- Opening Delimiter -

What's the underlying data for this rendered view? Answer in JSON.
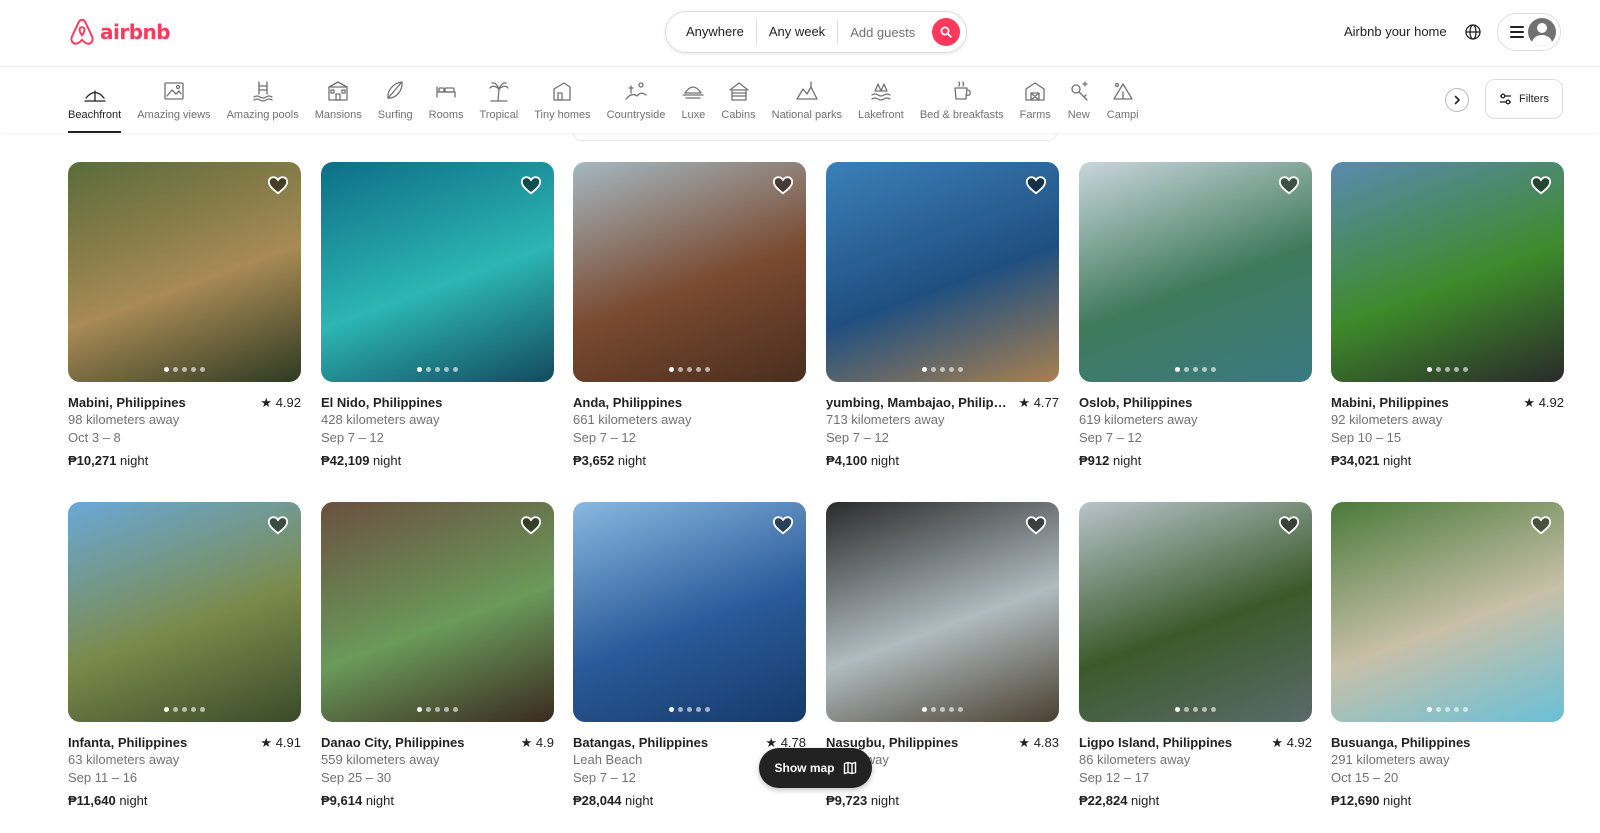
{
  "header": {
    "logo_text": "airbnb",
    "search": {
      "where": "Anywhere",
      "when": "Any week",
      "guests": "Add guests"
    },
    "host_link": "Airbnb your home"
  },
  "categories": {
    "items": [
      {
        "label": "Beachfront",
        "icon": "beach-umbrella-icon",
        "active": true
      },
      {
        "label": "Amazing views",
        "icon": "framed-view-icon"
      },
      {
        "label": "Amazing pools",
        "icon": "pool-icon"
      },
      {
        "label": "Mansions",
        "icon": "mansion-icon"
      },
      {
        "label": "Surfing",
        "icon": "surfboard-icon"
      },
      {
        "label": "Rooms",
        "icon": "bed-icon"
      },
      {
        "label": "Tropical",
        "icon": "palm-tree-icon"
      },
      {
        "label": "Tiny homes",
        "icon": "tiny-home-icon"
      },
      {
        "label": "Countryside",
        "icon": "countryside-icon"
      },
      {
        "label": "Luxe",
        "icon": "luxe-icon"
      },
      {
        "label": "Cabins",
        "icon": "cabin-icon"
      },
      {
        "label": "National parks",
        "icon": "national-park-icon"
      },
      {
        "label": "Lakefront",
        "icon": "lakefront-icon"
      },
      {
        "label": "Bed & breakfasts",
        "icon": "coffee-icon"
      },
      {
        "label": "Farms",
        "icon": "barn-icon"
      },
      {
        "label": "New",
        "icon": "sparkle-key-icon"
      },
      {
        "label": "Campi",
        "icon": "camping-icon"
      }
    ],
    "filters_label": "Filters"
  },
  "listings": [
    {
      "location": "Mabini, Philippines",
      "rating": "4.92",
      "distance": "98 kilometers away",
      "dates": "Oct 3 – 8",
      "price": "₱10,271",
      "unit": " night",
      "colors": [
        "#5a6b3a",
        "#a88a55",
        "#2e3a22"
      ]
    },
    {
      "location": "El Nido, Philippines",
      "rating": "",
      "distance": "428 kilometers away",
      "dates": "Sep 7 – 12",
      "price": "₱42,109",
      "unit": " night",
      "colors": [
        "#0d6e86",
        "#2cb6b3",
        "#134a5e"
      ]
    },
    {
      "location": "Anda, Philippines",
      "rating": "",
      "distance": "661 kilometers away",
      "dates": "Sep 7 – 12",
      "price": "₱3,652",
      "unit": " night",
      "colors": [
        "#a5b8c1",
        "#7a4a30",
        "#4a2e1e"
      ]
    },
    {
      "location": "yumbing, Mambajao, Philippi...",
      "rating": "4.77",
      "distance": "713 kilometers away",
      "dates": "Sep 7 – 12",
      "price": "₱4,100",
      "unit": " night",
      "colors": [
        "#3b7fb8",
        "#1f4f80",
        "#a88050"
      ]
    },
    {
      "location": "Oslob, Philippines",
      "rating": "",
      "distance": "619 kilometers away",
      "dates": "Sep 7 – 12",
      "price": "₱912",
      "unit": " night",
      "colors": [
        "#c9d6dc",
        "#3f7a5b",
        "#3a7a82"
      ]
    },
    {
      "location": "Mabini, Philippines",
      "rating": "4.92",
      "distance": "92 kilometers away",
      "dates": "Sep 10 – 15",
      "price": "₱34,021",
      "unit": " night",
      "colors": [
        "#5a8ab0",
        "#3d8a2a",
        "#2a2a2a"
      ]
    },
    {
      "location": "Infanta, Philippines",
      "rating": "4.91",
      "distance": "63 kilometers away",
      "dates": "Sep 11 – 16",
      "price": "₱11,640",
      "unit": " night",
      "colors": [
        "#6aa8d8",
        "#7a8a4a",
        "#3a4a2a"
      ]
    },
    {
      "location": "Danao City, Philippines",
      "rating": "4.9",
      "distance": "559 kilometers away",
      "dates": "Sep 25 – 30",
      "price": "₱9,614",
      "unit": " night",
      "colors": [
        "#6a5040",
        "#6a9a5a",
        "#3a2a20"
      ]
    },
    {
      "location": "Batangas, Philippines",
      "rating": "4.78",
      "distance": "Leah Beach",
      "dates": "Sep 7 – 12",
      "price": "₱28,044",
      "unit": " night",
      "colors": [
        "#8ab8e0",
        "#2a5a9a",
        "#163a6a"
      ]
    },
    {
      "location": "Nasugbu, Philippines",
      "rating": "4.83",
      "distance": "eters away",
      "dates": "– 15",
      "price": "₱9,723",
      "unit": " night",
      "colors": [
        "#2a2a2a",
        "#b0bcc0",
        "#4a4030"
      ]
    },
    {
      "location": "Ligpo Island, Philippines",
      "rating": "4.92",
      "distance": "86 kilometers away",
      "dates": "Sep 12 – 17",
      "price": "₱22,824",
      "unit": " night",
      "colors": [
        "#b8c4cc",
        "#3a5a2a",
        "#5a6a6a"
      ]
    },
    {
      "location": "Busuanga, Philippines",
      "rating": "",
      "distance": "291 kilometers away",
      "dates": "Oct 15 – 20",
      "price": "₱12,690",
      "unit": " night",
      "colors": [
        "#4a7a3a",
        "#c8c0a8",
        "#6ac0d8"
      ]
    }
  ],
  "show_map_label": "Show map",
  "colors": {
    "brand": "#ff385c",
    "text": "#222222",
    "muted": "#717171"
  }
}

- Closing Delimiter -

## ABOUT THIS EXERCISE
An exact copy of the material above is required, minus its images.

## THE ANSWER
What's the underlying data for this rendered view? Answer in JSON.
{
  "header": {
    "logo_text": "airbnb",
    "search": {
      "where": "Anywhere",
      "when": "Any week",
      "guests": "Add guests"
    },
    "host_link": "Airbnb your home"
  },
  "categories": {
    "items": [
      {
        "label": "Beachfront",
        "icon": "beach-umbrella-icon",
        "active": true
      },
      {
        "label": "Amazing views",
        "icon": "framed-view-icon"
      },
      {
        "label": "Amazing pools",
        "icon": "pool-icon"
      },
      {
        "label": "Mansions",
        "icon": "mansion-icon"
      },
      {
        "label": "Surfing",
        "icon": "surfboard-icon"
      },
      {
        "label": "Rooms",
        "icon": "bed-icon"
      },
      {
        "label": "Tropical",
        "icon": "palm-tree-icon"
      },
      {
        "label": "Tiny homes",
        "icon": "tiny-home-icon"
      },
      {
        "label": "Countryside",
        "icon": "countryside-icon"
      },
      {
        "label": "Luxe",
        "icon": "luxe-icon"
      },
      {
        "label": "Cabins",
        "icon": "cabin-icon"
      },
      {
        "label": "National parks",
        "icon": "national-park-icon"
      },
      {
        "label": "Lakefront",
        "icon": "lakefront-icon"
      },
      {
        "label": "Bed & breakfasts",
        "icon": "coffee-icon"
      },
      {
        "label": "Farms",
        "icon": "barn-icon"
      },
      {
        "label": "New",
        "icon": "sparkle-key-icon"
      },
      {
        "label": "Campi",
        "icon": "camping-icon"
      }
    ],
    "filters_label": "Filters"
  },
  "listings": [
    {
      "location": "Mabini, Philippines",
      "rating": "4.92",
      "distance": "98 kilometers away",
      "dates": "Oct 3 – 8",
      "price": "₱10,271",
      "unit": " night",
      "colors": [
        "#5a6b3a",
        "#a88a55",
        "#2e3a22"
      ]
    },
    {
      "location": "El Nido, Philippines",
      "rating": "",
      "distance": "428 kilometers away",
      "dates": "Sep 7 – 12",
      "price": "₱42,109",
      "unit": " night",
      "colors": [
        "#0d6e86",
        "#2cb6b3",
        "#134a5e"
      ]
    },
    {
      "location": "Anda, Philippines",
      "rating": "",
      "distance": "661 kilometers away",
      "dates": "Sep 7 – 12",
      "price": "₱3,652",
      "unit": " night",
      "colors": [
        "#a5b8c1",
        "#7a4a30",
        "#4a2e1e"
      ]
    },
    {
      "location": "yumbing, Mambajao, Philippi...",
      "rating": "4.77",
      "distance": "713 kilometers away",
      "dates": "Sep 7 – 12",
      "price": "₱4,100",
      "unit": " night",
      "colors": [
        "#3b7fb8",
        "#1f4f80",
        "#a88050"
      ]
    },
    {
      "location": "Oslob, Philippines",
      "rating": "",
      "distance": "619 kilometers away",
      "dates": "Sep 7 – 12",
      "price": "₱912",
      "unit": " night",
      "colors": [
        "#c9d6dc",
        "#3f7a5b",
        "#3a7a82"
      ]
    },
    {
      "location": "Mabini, Philippines",
      "rating": "4.92",
      "distance": "92 kilometers away",
      "dates": "Sep 10 – 15",
      "price": "₱34,021",
      "unit": " night",
      "colors": [
        "#5a8ab0",
        "#3d8a2a",
        "#2a2a2a"
      ]
    },
    {
      "location": "Infanta, Philippines",
      "rating": "4.91",
      "distance": "63 kilometers away",
      "dates": "Sep 11 – 16",
      "price": "₱11,640",
      "unit": " night",
      "colors": [
        "#6aa8d8",
        "#7a8a4a",
        "#3a4a2a"
      ]
    },
    {
      "location": "Danao City, Philippines",
      "rating": "4.9",
      "distance": "559 kilometers away",
      "dates": "Sep 25 – 30",
      "price": "₱9,614",
      "unit": " night",
      "colors": [
        "#6a5040",
        "#6a9a5a",
        "#3a2a20"
      ]
    },
    {
      "location": "Batangas, Philippines",
      "rating": "4.78",
      "distance": "Leah Beach",
      "dates": "Sep 7 – 12",
      "price": "₱28,044",
      "unit": " night",
      "colors": [
        "#8ab8e0",
        "#2a5a9a",
        "#163a6a"
      ]
    },
    {
      "location": "Nasugbu, Philippines",
      "rating": "4.83",
      "distance": "eters away",
      "dates": "– 15",
      "price": "₱9,723",
      "unit": " night",
      "colors": [
        "#2a2a2a",
        "#b0bcc0",
        "#4a4030"
      ]
    },
    {
      "location": "Ligpo Island, Philippines",
      "rating": "4.92",
      "distance": "86 kilometers away",
      "dates": "Sep 12 – 17",
      "price": "₱22,824",
      "unit": " night",
      "colors": [
        "#b8c4cc",
        "#3a5a2a",
        "#5a6a6a"
      ]
    },
    {
      "location": "Busuanga, Philippines",
      "rating": "",
      "distance": "291 kilometers away",
      "dates": "Oct 15 – 20",
      "price": "₱12,690",
      "unit": " night",
      "colors": [
        "#4a7a3a",
        "#c8c0a8",
        "#6ac0d8"
      ]
    }
  ],
  "show_map_label": "Show map",
  "colors": {
    "brand": "#ff385c",
    "text": "#222222",
    "muted": "#717171"
  }
}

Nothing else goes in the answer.